Assigned task:
If a line in the records contains the string "openapi", show that line.

★ ★ ★ ★

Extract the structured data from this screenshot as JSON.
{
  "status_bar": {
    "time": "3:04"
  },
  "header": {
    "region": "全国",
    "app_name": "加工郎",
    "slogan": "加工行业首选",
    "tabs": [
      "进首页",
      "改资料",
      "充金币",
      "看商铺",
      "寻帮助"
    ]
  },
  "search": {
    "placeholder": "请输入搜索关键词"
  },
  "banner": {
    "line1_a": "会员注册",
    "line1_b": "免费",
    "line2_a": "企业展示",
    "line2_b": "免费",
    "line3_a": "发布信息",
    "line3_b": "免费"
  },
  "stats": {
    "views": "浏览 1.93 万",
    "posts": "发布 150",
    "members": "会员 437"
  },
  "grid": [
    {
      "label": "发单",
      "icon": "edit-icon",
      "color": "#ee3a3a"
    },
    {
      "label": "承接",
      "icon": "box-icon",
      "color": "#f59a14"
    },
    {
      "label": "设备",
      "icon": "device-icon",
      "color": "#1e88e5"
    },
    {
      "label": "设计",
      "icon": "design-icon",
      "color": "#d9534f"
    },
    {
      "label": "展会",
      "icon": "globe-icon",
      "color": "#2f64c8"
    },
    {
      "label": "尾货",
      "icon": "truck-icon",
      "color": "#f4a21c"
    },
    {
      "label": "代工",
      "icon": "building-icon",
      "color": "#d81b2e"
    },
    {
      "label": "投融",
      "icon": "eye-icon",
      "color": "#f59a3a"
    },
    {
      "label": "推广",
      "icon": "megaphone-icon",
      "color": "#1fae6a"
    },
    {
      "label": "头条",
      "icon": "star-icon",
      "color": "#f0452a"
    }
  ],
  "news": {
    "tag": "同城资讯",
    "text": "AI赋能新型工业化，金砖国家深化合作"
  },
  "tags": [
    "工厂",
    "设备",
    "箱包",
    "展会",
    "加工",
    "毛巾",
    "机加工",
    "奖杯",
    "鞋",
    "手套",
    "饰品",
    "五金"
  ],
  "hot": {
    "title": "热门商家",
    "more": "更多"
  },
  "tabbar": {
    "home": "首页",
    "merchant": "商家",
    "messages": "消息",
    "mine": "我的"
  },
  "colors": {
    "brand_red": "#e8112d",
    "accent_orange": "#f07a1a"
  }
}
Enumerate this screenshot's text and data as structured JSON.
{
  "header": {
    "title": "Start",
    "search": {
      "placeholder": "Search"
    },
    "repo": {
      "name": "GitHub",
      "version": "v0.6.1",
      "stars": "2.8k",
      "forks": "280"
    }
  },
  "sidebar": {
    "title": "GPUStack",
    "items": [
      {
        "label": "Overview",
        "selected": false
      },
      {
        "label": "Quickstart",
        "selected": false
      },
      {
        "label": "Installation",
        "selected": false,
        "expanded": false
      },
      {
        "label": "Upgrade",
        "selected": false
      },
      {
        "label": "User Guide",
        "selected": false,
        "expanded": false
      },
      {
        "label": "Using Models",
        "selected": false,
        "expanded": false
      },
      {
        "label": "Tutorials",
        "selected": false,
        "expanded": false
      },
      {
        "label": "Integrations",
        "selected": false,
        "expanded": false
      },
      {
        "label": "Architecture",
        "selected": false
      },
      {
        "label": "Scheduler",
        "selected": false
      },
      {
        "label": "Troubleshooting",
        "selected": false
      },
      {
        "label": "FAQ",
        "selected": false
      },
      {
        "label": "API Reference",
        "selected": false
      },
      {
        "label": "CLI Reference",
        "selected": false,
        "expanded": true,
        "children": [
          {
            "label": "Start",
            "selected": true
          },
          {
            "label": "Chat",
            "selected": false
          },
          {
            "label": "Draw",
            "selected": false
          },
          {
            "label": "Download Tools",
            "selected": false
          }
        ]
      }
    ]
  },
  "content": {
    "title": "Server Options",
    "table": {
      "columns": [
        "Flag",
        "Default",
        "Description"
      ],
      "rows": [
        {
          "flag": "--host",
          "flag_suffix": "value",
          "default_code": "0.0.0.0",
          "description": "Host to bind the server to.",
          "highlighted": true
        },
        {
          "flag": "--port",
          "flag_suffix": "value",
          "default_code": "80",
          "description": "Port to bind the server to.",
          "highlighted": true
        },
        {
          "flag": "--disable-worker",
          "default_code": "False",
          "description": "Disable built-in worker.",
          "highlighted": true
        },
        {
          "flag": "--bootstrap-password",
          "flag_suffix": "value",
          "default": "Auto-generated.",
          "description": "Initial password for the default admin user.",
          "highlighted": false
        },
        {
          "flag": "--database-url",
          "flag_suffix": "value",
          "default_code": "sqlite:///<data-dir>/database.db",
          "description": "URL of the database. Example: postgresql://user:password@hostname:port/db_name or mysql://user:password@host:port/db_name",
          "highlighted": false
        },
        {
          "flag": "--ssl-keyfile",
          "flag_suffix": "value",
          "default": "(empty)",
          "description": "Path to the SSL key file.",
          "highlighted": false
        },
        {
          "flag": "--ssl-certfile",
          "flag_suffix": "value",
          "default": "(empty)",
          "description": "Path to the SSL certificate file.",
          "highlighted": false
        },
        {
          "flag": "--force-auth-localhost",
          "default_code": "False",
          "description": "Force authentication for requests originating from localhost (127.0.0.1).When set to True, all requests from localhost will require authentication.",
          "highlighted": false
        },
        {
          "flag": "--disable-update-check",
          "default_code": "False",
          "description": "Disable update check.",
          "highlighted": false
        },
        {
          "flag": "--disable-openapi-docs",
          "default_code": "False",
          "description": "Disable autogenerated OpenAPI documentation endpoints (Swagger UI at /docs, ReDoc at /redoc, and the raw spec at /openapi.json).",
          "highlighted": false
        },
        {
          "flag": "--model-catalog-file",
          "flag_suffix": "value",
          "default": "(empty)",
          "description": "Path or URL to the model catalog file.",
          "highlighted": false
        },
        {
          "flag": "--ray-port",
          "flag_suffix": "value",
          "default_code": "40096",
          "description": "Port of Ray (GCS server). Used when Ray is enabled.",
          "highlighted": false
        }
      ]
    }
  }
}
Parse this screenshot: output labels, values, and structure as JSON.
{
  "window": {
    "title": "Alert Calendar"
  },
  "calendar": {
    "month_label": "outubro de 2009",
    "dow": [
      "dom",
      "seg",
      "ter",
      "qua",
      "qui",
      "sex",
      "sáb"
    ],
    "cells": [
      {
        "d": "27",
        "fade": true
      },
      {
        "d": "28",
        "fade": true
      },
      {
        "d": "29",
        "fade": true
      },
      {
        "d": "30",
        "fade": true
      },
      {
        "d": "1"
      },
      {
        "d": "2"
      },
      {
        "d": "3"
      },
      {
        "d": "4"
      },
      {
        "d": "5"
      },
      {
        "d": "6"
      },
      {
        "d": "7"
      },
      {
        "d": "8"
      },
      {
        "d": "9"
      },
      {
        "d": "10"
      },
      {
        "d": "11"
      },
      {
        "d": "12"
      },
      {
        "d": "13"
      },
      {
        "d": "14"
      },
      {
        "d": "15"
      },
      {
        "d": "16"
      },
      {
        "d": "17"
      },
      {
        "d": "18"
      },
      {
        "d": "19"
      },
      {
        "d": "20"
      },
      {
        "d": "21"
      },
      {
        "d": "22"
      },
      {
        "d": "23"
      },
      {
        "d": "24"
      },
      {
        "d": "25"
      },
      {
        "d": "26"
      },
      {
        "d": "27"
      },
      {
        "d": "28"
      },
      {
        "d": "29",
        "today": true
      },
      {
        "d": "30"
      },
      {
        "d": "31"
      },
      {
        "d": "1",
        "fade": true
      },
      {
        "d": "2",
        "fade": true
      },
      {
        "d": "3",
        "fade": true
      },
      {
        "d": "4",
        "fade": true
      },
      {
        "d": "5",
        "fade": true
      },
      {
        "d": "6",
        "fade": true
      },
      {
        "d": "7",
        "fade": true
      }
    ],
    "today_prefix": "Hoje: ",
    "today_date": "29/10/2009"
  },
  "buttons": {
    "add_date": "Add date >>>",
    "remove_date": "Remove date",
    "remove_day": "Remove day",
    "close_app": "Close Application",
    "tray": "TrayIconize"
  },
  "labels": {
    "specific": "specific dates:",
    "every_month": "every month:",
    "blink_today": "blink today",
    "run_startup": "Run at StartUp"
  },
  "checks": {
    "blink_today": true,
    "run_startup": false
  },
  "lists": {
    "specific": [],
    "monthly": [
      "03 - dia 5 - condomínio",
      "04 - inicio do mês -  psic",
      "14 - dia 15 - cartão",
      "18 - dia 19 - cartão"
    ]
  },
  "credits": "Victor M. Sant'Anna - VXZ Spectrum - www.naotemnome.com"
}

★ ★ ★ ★

Result of this task:
          "flag": "--disable-openapi-docs",
          "description": "Disable autogenerated OpenAPI documentation endpoints (Swagger UI at /docs, ReDoc at /redoc, and the raw spec at /openapi.json).",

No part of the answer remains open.